▸ TASK OBJECTIVE:
Here is a set of records. Copy them all exactly.

=== RECORDS ===

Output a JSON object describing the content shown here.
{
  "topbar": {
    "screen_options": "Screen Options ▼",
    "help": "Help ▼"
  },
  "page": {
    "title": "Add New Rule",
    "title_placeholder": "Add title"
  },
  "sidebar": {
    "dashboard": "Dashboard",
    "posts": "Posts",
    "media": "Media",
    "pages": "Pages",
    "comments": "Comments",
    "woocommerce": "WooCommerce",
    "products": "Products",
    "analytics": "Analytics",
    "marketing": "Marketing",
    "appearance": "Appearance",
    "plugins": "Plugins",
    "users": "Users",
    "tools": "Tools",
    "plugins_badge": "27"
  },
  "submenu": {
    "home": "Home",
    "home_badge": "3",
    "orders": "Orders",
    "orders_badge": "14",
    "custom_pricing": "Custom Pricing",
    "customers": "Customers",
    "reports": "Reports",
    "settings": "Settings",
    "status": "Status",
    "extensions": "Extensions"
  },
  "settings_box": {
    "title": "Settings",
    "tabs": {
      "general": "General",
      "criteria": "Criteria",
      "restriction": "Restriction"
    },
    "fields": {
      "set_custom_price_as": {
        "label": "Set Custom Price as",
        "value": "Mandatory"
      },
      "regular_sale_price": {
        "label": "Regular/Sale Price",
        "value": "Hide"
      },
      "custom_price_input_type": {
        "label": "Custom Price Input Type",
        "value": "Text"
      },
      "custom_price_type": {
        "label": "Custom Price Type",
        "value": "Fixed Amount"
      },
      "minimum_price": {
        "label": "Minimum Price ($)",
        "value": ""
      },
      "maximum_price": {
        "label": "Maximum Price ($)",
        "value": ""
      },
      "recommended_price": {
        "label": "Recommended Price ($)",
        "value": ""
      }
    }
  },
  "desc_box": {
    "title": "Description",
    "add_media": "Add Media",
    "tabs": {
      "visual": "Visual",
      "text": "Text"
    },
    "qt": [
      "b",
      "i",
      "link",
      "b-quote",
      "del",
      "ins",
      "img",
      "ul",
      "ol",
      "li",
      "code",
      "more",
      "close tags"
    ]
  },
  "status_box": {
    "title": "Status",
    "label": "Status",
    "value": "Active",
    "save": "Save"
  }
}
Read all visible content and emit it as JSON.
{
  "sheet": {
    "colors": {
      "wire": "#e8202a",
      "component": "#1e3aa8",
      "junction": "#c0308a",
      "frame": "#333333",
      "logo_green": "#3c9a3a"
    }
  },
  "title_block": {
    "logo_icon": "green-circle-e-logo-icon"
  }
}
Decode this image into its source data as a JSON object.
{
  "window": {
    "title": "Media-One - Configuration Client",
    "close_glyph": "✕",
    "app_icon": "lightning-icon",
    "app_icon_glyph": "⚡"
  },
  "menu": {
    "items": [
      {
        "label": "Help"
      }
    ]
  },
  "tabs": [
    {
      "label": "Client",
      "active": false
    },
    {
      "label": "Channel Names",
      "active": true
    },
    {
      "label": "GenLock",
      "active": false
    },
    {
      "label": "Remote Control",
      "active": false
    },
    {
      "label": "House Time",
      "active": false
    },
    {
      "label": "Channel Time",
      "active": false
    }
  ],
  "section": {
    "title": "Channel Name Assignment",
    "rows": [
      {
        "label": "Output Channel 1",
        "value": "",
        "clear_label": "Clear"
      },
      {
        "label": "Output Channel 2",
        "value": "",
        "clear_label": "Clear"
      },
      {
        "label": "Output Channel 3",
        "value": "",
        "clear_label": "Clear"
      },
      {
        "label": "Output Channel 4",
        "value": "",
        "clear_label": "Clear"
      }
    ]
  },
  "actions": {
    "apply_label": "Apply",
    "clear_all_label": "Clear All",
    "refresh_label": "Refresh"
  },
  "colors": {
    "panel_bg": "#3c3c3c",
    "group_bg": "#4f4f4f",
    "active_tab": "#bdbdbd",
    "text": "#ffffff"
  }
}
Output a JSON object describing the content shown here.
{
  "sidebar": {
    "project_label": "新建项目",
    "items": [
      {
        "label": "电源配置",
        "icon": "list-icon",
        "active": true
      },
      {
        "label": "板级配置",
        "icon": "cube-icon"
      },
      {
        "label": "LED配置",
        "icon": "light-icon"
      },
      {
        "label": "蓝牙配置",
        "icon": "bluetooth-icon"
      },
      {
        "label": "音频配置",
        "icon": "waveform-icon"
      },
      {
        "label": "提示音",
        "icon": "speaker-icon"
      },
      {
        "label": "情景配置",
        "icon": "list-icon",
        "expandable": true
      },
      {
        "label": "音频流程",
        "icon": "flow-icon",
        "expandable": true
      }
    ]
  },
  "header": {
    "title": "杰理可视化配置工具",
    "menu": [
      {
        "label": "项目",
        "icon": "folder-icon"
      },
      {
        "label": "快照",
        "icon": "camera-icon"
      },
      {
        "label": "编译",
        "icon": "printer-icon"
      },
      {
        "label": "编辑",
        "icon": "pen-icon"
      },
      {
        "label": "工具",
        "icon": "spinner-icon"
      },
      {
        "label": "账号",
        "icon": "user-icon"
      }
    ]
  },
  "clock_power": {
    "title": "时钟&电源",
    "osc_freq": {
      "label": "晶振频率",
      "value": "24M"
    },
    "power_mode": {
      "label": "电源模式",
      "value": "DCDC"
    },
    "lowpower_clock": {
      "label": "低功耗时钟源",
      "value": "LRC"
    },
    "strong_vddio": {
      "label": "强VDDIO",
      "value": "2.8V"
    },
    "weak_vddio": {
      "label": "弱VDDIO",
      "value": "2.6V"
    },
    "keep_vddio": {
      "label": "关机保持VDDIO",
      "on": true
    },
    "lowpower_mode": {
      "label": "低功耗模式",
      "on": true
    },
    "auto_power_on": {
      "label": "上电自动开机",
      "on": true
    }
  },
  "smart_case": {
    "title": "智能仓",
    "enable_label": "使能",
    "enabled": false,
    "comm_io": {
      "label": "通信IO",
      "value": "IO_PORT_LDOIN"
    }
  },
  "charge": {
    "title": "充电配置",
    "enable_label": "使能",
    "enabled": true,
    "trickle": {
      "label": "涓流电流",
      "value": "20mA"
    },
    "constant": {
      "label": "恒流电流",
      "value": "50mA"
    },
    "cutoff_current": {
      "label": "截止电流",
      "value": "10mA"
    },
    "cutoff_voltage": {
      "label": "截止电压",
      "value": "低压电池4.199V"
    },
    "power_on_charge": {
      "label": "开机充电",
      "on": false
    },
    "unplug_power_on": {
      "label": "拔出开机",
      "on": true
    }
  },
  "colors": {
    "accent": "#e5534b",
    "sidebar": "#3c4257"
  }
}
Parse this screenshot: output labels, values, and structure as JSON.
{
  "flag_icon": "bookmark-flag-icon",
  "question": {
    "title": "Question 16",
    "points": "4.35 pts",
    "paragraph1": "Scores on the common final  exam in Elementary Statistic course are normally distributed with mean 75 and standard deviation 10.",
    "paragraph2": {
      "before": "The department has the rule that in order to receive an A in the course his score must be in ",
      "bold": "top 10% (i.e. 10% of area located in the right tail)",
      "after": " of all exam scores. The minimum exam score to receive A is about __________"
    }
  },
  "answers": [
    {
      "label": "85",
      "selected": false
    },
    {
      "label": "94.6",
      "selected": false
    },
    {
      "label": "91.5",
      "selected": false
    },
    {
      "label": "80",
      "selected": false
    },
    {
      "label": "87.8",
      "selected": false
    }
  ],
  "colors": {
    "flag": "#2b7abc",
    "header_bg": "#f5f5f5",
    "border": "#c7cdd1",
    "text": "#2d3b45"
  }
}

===

▸ ANSWER TO THIS PROBLEM:
Output a JSON object describing the content shown here.
{
  "topbar": {
    "screen_options": "Screen Options ▼",
    "help": "Help ▼"
  },
  "page": {
    "title": "Add New Rule",
    "title_placeholder": "Add title"
  },
  "sidebar": {
    "dashboard": "Dashboard",
    "posts": "Posts",
    "media": "Media",
    "pages": "Pages",
    "comments": "Comments",
    "woocommerce": "WooCommerce",
    "products": "Products",
    "analytics": "Analytics",
    "marketing": "Marketing",
    "appearance": "Appearance",
    "plugins": "Plugins",
    "users": "Users",
    "tools": "Tools",
    "plugins_badge": "27"
  },
  "submenu": {
    "home": "Home",
    "home_badge": "3",
    "orders": "Orders",
    "orders_badge": "14",
    "custom_pricing": "Custom Pricing",
    "customers": "Customers",
    "reports": "Reports",
    "settings": "Settings",
    "status": "Status",
    "extensions": "Extensions"
  },
  "settings_box": {
    "title": "Settings",
    "tabs": {
      "general": "General",
      "criteria": "Criteria",
      "restriction": "Restriction"
    },
    "fields": {
      "set_custom_price_as": {
        "label": "Set Custom Price as",
        "value": "Mandatory"
      },
      "regular_sale_price": {
        "label": "Regular/Sale Price",
        "value": "Hide"
      },
      "custom_price_input_type": {
        "label": "Custom Price Input Type",
        "value": "Text"
      },
      "custom_price_type": {
        "label": "Custom Price Type",
        "value": "Fixed Amount"
      },
      "minimum_price": {
        "label": "Minimum Price ($)",
        "value": ""
      },
      "maximum_price": {
        "label": "Maximum Price ($)",
        "value": ""
      },
      "recommended_price": {
        "label": "Recommended Price ($)",
        "value": ""
      }
    }
  },
  "desc_box": {
    "title": "Description",
    "add_media": "Add Media",
    "tabs": {
      "visual": "Visual",
      "text": "Text"
    },
    "qt": [
      "b",
      "i",
      "link",
      "b-quote",
      "del",
      "ins",
      "img",
      "ul",
      "ol",
      "li",
      "code",
      "more",
      "close tags"
    ]
  },
  "status_box": {
    "title": "Status",
    "label": "Status",
    "value": "Active",
    "save": "Save"
  }
}
Read all visible content and emit it as JSON.
{
  "sheet": {
    "colors": {
      "wire": "#e8202a",
      "component": "#1e3aa8",
      "junction": "#c0308a",
      "frame": "#333333",
      "logo_green": "#3c9a3a"
    }
  },
  "title_block": {
    "logo_icon": "green-circle-e-logo-icon"
  }
}
Decode this image into its source data as a JSON object.
{
  "window": {
    "title": "Media-One - Configuration Client",
    "close_glyph": "✕",
    "app_icon": "lightning-icon",
    "app_icon_glyph": "⚡"
  },
  "menu": {
    "items": [
      {
        "label": "Help"
      }
    ]
  },
  "tabs": [
    {
      "label": "Client",
      "active": false
    },
    {
      "label": "Channel Names",
      "active": true
    },
    {
      "label": "GenLock",
      "active": false
    },
    {
      "label": "Remote Control",
      "active": false
    },
    {
      "label": "House Time",
      "active": false
    },
    {
      "label": "Channel Time",
      "active": false
    }
  ],
  "section": {
    "title": "Channel Name Assignment",
    "rows": [
      {
        "label": "Output Channel 1",
        "value": "",
        "clear_label": "Clear"
      },
      {
        "label": "Output Channel 2",
        "value": "",
        "clear_label": "Clear"
      },
      {
        "label": "Output Channel 3",
        "value": "",
        "clear_label": "Clear"
      },
      {
        "label": "Output Channel 4",
        "value": "",
        "clear_label": "Clear"
      }
    ]
  },
  "actions": {
    "apply_label": "Apply",
    "clear_all_label": "Clear All",
    "refresh_label": "Refresh"
  },
  "colors": {
    "panel_bg": "#3c3c3c",
    "group_bg": "#4f4f4f",
    "active_tab": "#bdbdbd",
    "text": "#ffffff"
  }
}
Output a JSON object describing the content shown here.
{
  "sidebar": {
    "project_label": "新建项目",
    "items": [
      {
        "label": "电源配置",
        "icon": "list-icon",
        "active": true
      },
      {
        "label": "板级配置",
        "icon": "cube-icon"
      },
      {
        "label": "LED配置",
        "icon": "light-icon"
      },
      {
        "label": "蓝牙配置",
        "icon": "bluetooth-icon"
      },
      {
        "label": "音频配置",
        "icon": "waveform-icon"
      },
      {
        "label": "提示音",
        "icon": "speaker-icon"
      },
      {
        "label": "情景配置",
        "icon": "list-icon",
        "expandable": true
      },
      {
        "label": "音频流程",
        "icon": "flow-icon",
        "expandable": true
      }
    ]
  },
  "header": {
    "title": "杰理可视化配置工具",
    "menu": [
      {
        "label": "项目",
        "icon": "folder-icon"
      },
      {
        "label": "快照",
        "icon": "camera-icon"
      },
      {
        "label": "编译",
        "icon": "printer-icon"
      },
      {
        "label": "编辑",
        "icon": "pen-icon"
      },
      {
        "label": "工具",
        "icon": "spinner-icon"
      },
      {
        "label": "账号",
        "icon": "user-icon"
      }
    ]
  },
  "clock_power": {
    "title": "时钟&电源",
    "osc_freq": {
      "label": "晶振频率",
      "value": "24M"
    },
    "power_mode": {
      "label": "电源模式",
      "value": "DCDC"
    },
    "lowpower_clock": {
      "label": "低功耗时钟源",
      "value": "LRC"
    },
    "strong_vddio": {
      "label": "强VDDIO",
      "value": "2.8V"
    },
    "weak_vddio": {
      "label": "弱VDDIO",
      "value": "2.6V"
    },
    "keep_vddio": {
      "label": "关机保持VDDIO",
      "on": true
    },
    "lowpower_mode": {
      "label": "低功耗模式",
      "on": true
    },
    "auto_power_on": {
      "label": "上电自动开机",
      "on": true
    }
  },
  "smart_case": {
    "title": "智能仓",
    "enable_label": "使能",
    "enabled": false,
    "comm_io": {
      "label": "通信IO",
      "value": "IO_PORT_LDOIN"
    }
  },
  "charge": {
    "title": "充电配置",
    "enable_label": "使能",
    "enabled": true,
    "trickle": {
      "label": "涓流电流",
      "value": "20mA"
    },
    "constant": {
      "label": "恒流电流",
      "value": "50mA"
    },
    "cutoff_current": {
      "label": "截止电流",
      "value": "10mA"
    },
    "cutoff_voltage": {
      "label": "截止电压",
      "value": "低压电池4.199V"
    },
    "power_on_charge": {
      "label": "开机充电",
      "on": false
    },
    "unplug_power_on": {
      "label": "拔出开机",
      "on": true
    }
  },
  "colors": {
    "accent": "#e5534b",
    "sidebar": "#3c4257"
  }
}
Parse this screenshot: output labels, values, and structure as JSON.
{
  "flag_icon": "bookmark-flag-icon",
  "question": {
    "title": "Question 16",
    "points": "4.35 pts",
    "paragraph1": "Scores on the common final  exam in Elementary Statistic course are normally distributed with mean 75 and standard deviation 10.",
    "paragraph2": {
      "before": "The department has the rule that in order to receive an A in the course his score must be in ",
      "bold": "top 10% (i.e. 10% of area located in the right tail)",
      "after": " of all exam scores. The minimum exam score to receive A is about __________"
    }
  },
  "answers": [
    {
      "label": "85",
      "selected": false
    },
    {
      "label": "94.6",
      "selected": false
    },
    {
      "label": "91.5",
      "selected": false
    },
    {
      "label": "80",
      "selected": false
    },
    {
      "label": "87.8",
      "selected": false
    }
  ],
  "colors": {
    "flag": "#2b7abc",
    "header_bg": "#f5f5f5",
    "border": "#c7cdd1",
    "text": "#2d3b45"
  }
}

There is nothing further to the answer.